Our last beach along was perhaps our favorite - Bentota. This beach is very wide and stretches for kilometers only broken by the Bentota River. It was on the banks of this river that we found a magnificent guest house with only 4 available rooms. Our choice room was on the top floor overlooking the two swimming pools and a large wooden deck extending over the river. The view was across the river to a narrow sand peninsula with ocean waves crashing on the far side. The scene allowed for some magnificent sunsets and meals with our great friends from Cairns Mike Mabbutt and Annette Cooper who joined us for a fun filled week in Sri Lanka eating like the locals do with their hand!
A small ferry boat was available to take us to the opposite bank we could walk down the beach to the turtle hatcheries where we were allowed to release a few babies on our own.
River Edge Guesthouse deserves special speacial mention and is a must stay.
Bobby the owner will make you feel at home and was our source of local knowledge.
Kate heard that Adams Peak is a highlight trek on the island and thought it might serve as a test run for her Kakoda Trail trek the end of March in Papua New Guinea.
A direct route to Adams took us on the less travelled roads through lush tea plantations where we encountered teams of Sri Lankan ladies picking tea and earning $4.40 per day provided the can produce 16 kilograms of the finest tea leaves.
Our last day spent with Kate was enroute to the Columbo Airport where she would depart at midnight. As parting gift to Kate from Sri lanka the skies opened up and we spent the last 4 hours in torrential rain! Her luggage was now double its original weight as all her clothes, boots and helmet were utterly soaked.
Our last two weeks were spent beach hopping and in the end we were sad to return our trusty steed back to Alfons. We bid fairwell with the promise to return one day soon.
We can highly recommend an extended visit to Sri Lanks as the locals always greet you with a smile, the scenery is warm and varied, crime is almost unheard of and the cost of travel is a quarter that of travelling first world countries. We enjoyed the culture being midway from Indian and Asian with the food being of this wonderful mixture.
Posted by Patrick Peck at March 04, 2013 03:56 AM GMT

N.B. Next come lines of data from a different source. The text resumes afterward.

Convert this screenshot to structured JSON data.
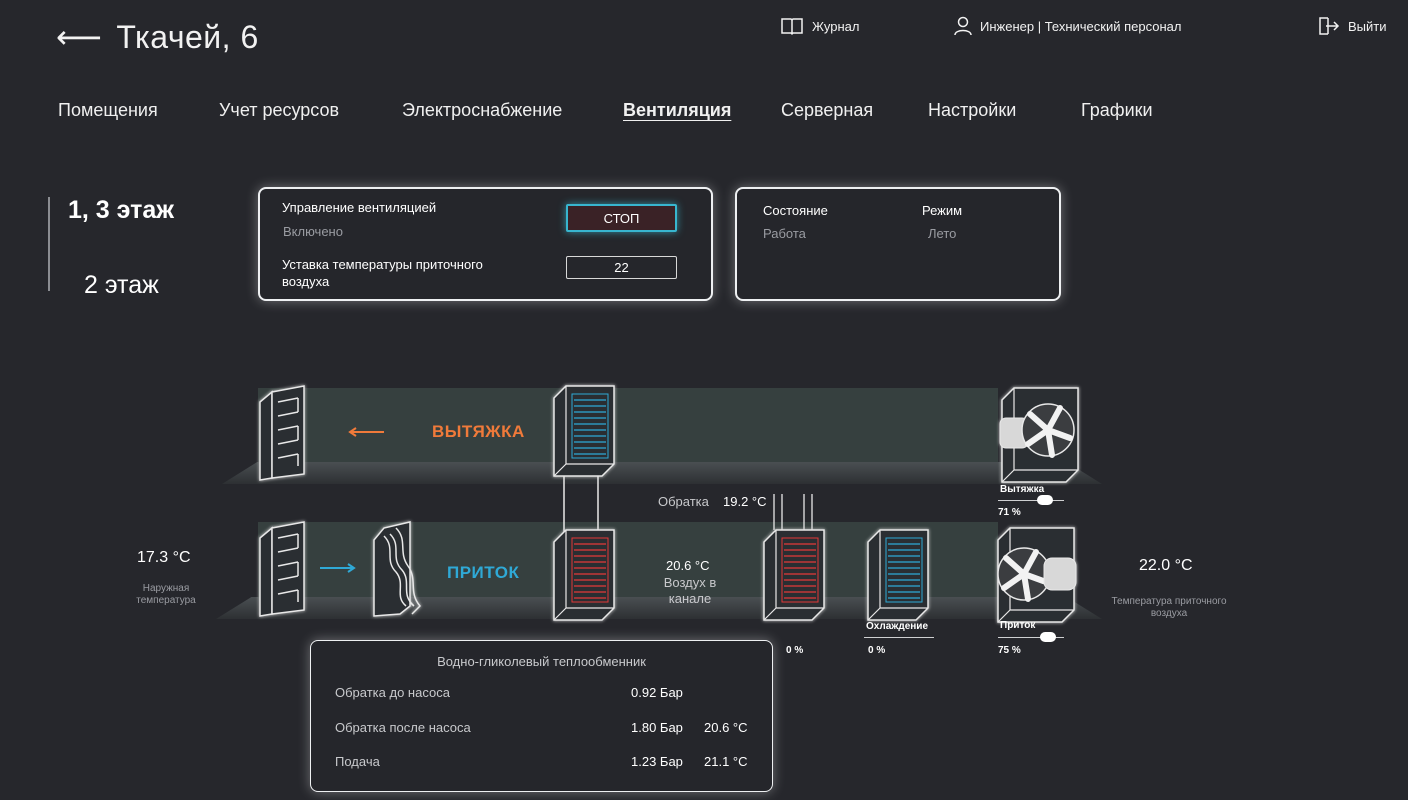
{
  "header": {
    "back_arrow": "⟵",
    "title": "Ткачей, 6",
    "journal": "Журнал",
    "user": "Инженер | Технический персонал",
    "logout": "Выйти"
  },
  "nav": [
    "Помещения",
    "Учет ресурсов",
    "Электроснабжение",
    "Вентиляция",
    "Серверная",
    "Настройки",
    "Графики"
  ],
  "nav_active": "Вентиляция",
  "floors": [
    "1, 3 этаж",
    "2 этаж"
  ],
  "control": {
    "title": "Управление вентиляцией",
    "status": "Включено",
    "stop_label": "СТОП",
    "setpoint_label": "Уставка температуры приточного воздуха",
    "setpoint_value": "22"
  },
  "state": {
    "state_label": "Состояние",
    "state_value": "Работа",
    "mode_label": "Режим",
    "mode_value": "Лето"
  },
  "scheme": {
    "exhaust_label": "ВЫТЯЖКА",
    "supply_label": "ПРИТОК",
    "return_label": "Обратка",
    "return_value": "19.2 °C",
    "outdoor_value": "17.3 °C",
    "outdoor_caption": "Наружная температура",
    "duct_value": "20.6 °C",
    "duct_caption": "Воздух в канале",
    "supply_value": "22.0 °C",
    "supply_caption": "Температура приточного воздуха",
    "exhaust_fan_label": "Вытяжка",
    "exhaust_fan_pct": "71 %",
    "exhaust_fan_level": 0.71,
    "supply_fan_label": "Приток",
    "supply_fan_pct": "75 %",
    "supply_fan_level": 0.75,
    "heater_pct": "0 %",
    "cooling_label": "Охлаждение",
    "cooling_pct": "0 %"
  },
  "exchanger": {
    "title": "Водно-гликолевый теплообменник",
    "rows": [
      {
        "label": "Обратка до насоса",
        "pressure": "0.92 Бар",
        "temp": ""
      },
      {
        "label": "Обратка после насоса",
        "pressure": "1.80 Бар",
        "temp": "20.6 °C"
      },
      {
        "label": "Подача",
        "pressure": "1.23 Бар",
        "temp": "21.1 °C"
      }
    ]
  },
  "colors": {
    "background": "#26272c",
    "exhaust": "#f07a3a",
    "supply": "#2fa9d6",
    "accent": "#38b6cf"
  },
  "icons": [
    "book-icon",
    "user-icon",
    "logout-icon"
  ]
}
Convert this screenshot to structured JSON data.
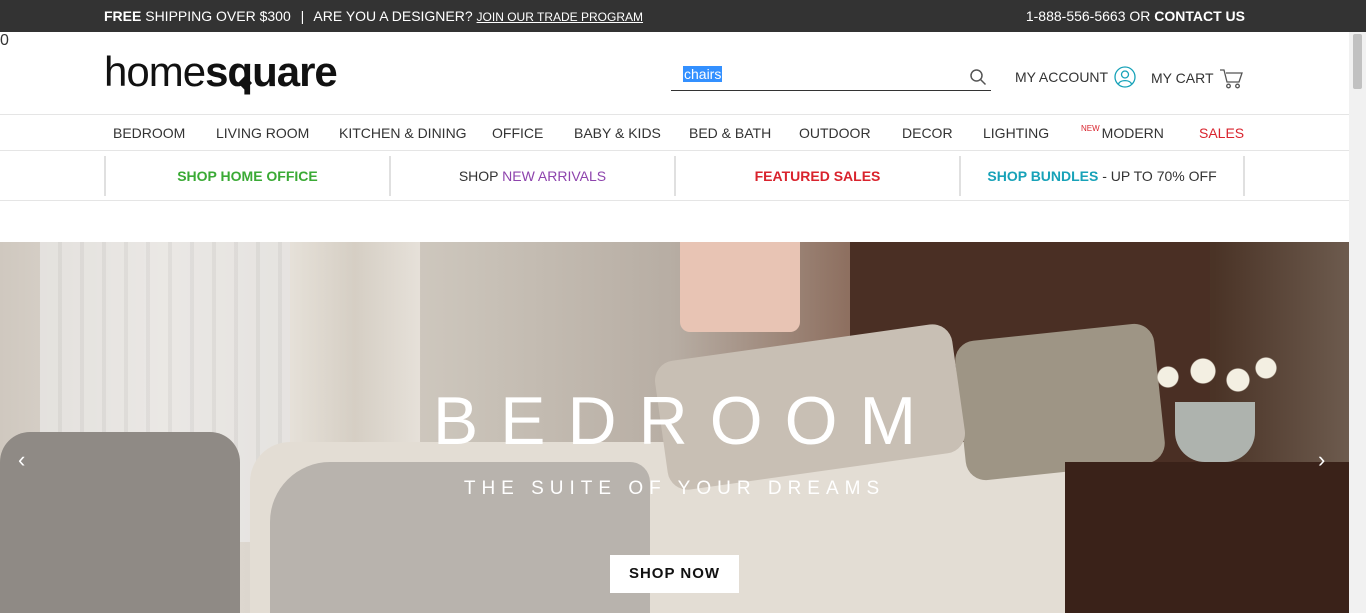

Now, we are returning to hometown Cairns, via a "friend and relations catch up" of the east coast of Australia by car... look out Cyclone Peck might be in your neighbourhood real soon!